The data below:

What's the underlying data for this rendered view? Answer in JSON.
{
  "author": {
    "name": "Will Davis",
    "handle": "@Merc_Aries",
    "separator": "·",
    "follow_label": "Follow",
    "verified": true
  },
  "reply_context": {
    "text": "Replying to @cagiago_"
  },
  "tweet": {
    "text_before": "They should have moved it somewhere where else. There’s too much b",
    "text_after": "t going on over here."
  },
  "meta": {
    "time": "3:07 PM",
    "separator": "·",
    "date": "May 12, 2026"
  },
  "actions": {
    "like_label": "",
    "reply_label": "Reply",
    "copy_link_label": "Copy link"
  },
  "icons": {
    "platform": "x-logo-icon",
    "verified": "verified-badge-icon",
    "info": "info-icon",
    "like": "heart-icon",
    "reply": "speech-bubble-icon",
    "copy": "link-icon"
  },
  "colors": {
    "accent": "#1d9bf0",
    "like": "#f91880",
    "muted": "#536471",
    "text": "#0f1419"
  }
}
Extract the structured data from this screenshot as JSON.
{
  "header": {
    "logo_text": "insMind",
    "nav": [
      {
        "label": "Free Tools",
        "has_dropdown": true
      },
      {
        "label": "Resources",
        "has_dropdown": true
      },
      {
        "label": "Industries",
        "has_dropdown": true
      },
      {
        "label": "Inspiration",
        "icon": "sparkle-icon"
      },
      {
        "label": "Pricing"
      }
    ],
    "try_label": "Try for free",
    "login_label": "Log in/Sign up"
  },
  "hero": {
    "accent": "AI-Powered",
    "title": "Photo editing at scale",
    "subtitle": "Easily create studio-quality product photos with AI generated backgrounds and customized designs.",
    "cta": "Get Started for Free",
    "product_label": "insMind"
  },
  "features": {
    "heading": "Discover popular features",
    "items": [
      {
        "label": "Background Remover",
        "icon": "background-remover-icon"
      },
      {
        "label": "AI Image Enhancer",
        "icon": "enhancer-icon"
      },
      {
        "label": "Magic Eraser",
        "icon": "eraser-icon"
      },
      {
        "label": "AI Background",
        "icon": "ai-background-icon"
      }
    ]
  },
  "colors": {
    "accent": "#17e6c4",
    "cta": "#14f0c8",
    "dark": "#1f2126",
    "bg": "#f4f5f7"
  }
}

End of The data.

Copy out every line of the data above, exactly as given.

What's the underlying data for this rendered view? Answer in JSON.
{
  "author": {
    "name": "Will Davis",
    "handle": "@Merc_Aries",
    "separator": "·",
    "follow_label": "Follow",
    "verified": true
  },
  "reply_context": {
    "text": "Replying to @cagiago_"
  },
  "tweet": {
    "text_before": "They should have moved it somewhere where else. There’s too much b",
    "text_after": "t going on over here."
  },
  "meta": {
    "time": "3:07 PM",
    "separator": "·",
    "date": "May 12, 2026"
  },
  "actions": {
    "like_label": "",
    "reply_label": "Reply",
    "copy_link_label": "Copy link"
  },
  "icons": {
    "platform": "x-logo-icon",
    "verified": "verified-badge-icon",
    "info": "info-icon",
    "like": "heart-icon",
    "reply": "speech-bubble-icon",
    "copy": "link-icon"
  },
  "colors": {
    "accent": "#1d9bf0",
    "like": "#f91880",
    "muted": "#536471",
    "text": "#0f1419"
  }
}
Extract the structured data from this screenshot as JSON.
{
  "header": {
    "logo_text": "insMind",
    "nav": [
      {
        "label": "Free Tools",
        "has_dropdown": true
      },
      {
        "label": "Resources",
        "has_dropdown": true
      },
      {
        "label": "Industries",
        "has_dropdown": true
      },
      {
        "label": "Inspiration",
        "icon": "sparkle-icon"
      },
      {
        "label": "Pricing"
      }
    ],
    "try_label": "Try for free",
    "login_label": "Log in/Sign up"
  },
  "hero": {
    "accent": "AI-Powered",
    "title": "Photo editing at scale",
    "subtitle": "Easily create studio-quality product photos with AI generated backgrounds and customized designs.",
    "cta": "Get Started for Free",
    "product_label": "insMind"
  },
  "features": {
    "heading": "Discover popular features",
    "items": [
      {
        "label": "Background Remover",
        "icon": "background-remover-icon"
      },
      {
        "label": "AI Image Enhancer",
        "icon": "enhancer-icon"
      },
      {
        "label": "Magic Eraser",
        "icon": "eraser-icon"
      },
      {
        "label": "AI Background",
        "icon": "ai-background-icon"
      }
    ]
  },
  "colors": {
    "accent": "#17e6c4",
    "cta": "#14f0c8",
    "dark": "#1f2126",
    "bg": "#f4f5f7"
  }
}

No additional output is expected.